My blogging mojo has gone for a long stroll round the block.  This happens at this time of the year; although it’s only March, it’s more like April (and we all know which month that is).  It’s to do with impatience – I’ve had enough of this bland winter, blossom is out across the street and there are bumblebees – I want the summer, and I want it now!  But it will take its own time; meanwhile, I’m bored.  This is how I think boredom works: wanting to do something but not having anything you want to do.  So I’ll have to tell you about my supper.

Due to a shopping malfunction, I had to improvise with fridge’n’freezer scrapings.  This usually – no, this always – means a pasta sauce.  A tin of plum tomatoes often saves the day, but for reasons already alluded to this option wasn’t open.  I thought a bit, spread the scrapings out on the worktop, and proceeded as follows:

I chopped two good cloves of garlic, a fresh tomato and some parsley, or at least something which was six days out of date but still smelt of parsley, just.  When I say a fresh tomato, let’s just say there weren’t any visible discolorations.  I should have peeled it, but couldn’t be bothered so just took out the core and seeds, it’s only there for colour really.  I found some diced pancetta in the freezer, and grated some parmesan.  Then I cooked it all, in lashings of olive oil, in the right order, plus a pinch of cayenne and black pepper, and served it up with some fusilli pasta (also cooked).

I’d like to be able to say it was delicious – in fact, I can, so I will.  It was delicious.

Thursday, 1 March 2012

Dear Google

 There, that caught your attention, didn’t it?

I am pleased to advise you of an amazing money-saving offer.  From today, you DO NOT NEED to develop inconceivably expensive spyware for the purpose of constructing targeted advertising to irritate, and be ignored by, its recipient, because I and my thousands of friends have agreed to share, openly and free of let and hindrance*, all the information you need, simply by completion of the following simple form**:
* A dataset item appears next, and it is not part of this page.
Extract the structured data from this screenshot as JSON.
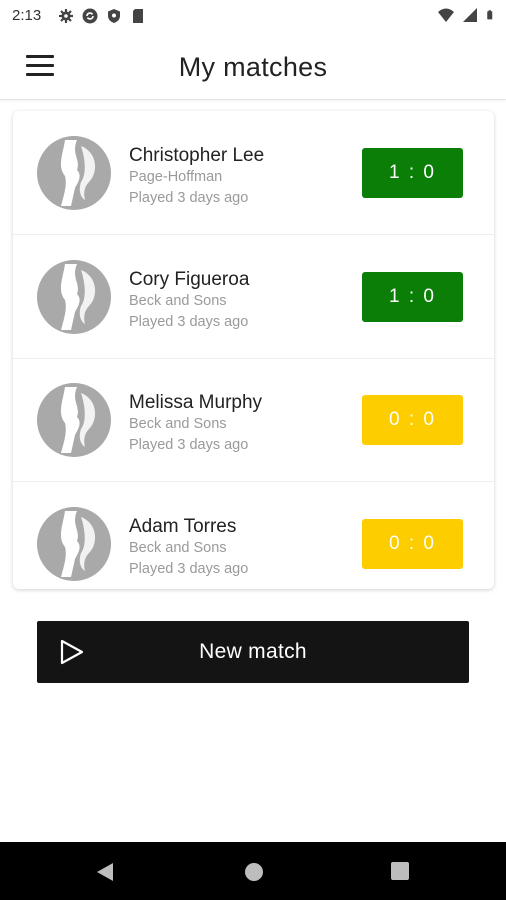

 NAME:          Tom Riddle
ADDRESS:    4 Privet Drive
                     The World
                     The Solar System
                     The Milky Way
                     The Universe

PHONE:        )!!*(%)”%”!

EMAIL:     (xxx @

Making ill-advised jokes about blowing things up
Inverted pyramids
World domination
The special effects of asparagus (sprue) 

I do not wish to receive communications from the following:
·         Yummy Pizzas
·         Kozy Kabs
·         ‘Youbettamoveorelsewelldowngradeyourneighbourhood’ estate agents 

* Terms and conditions apply.

** Sample only.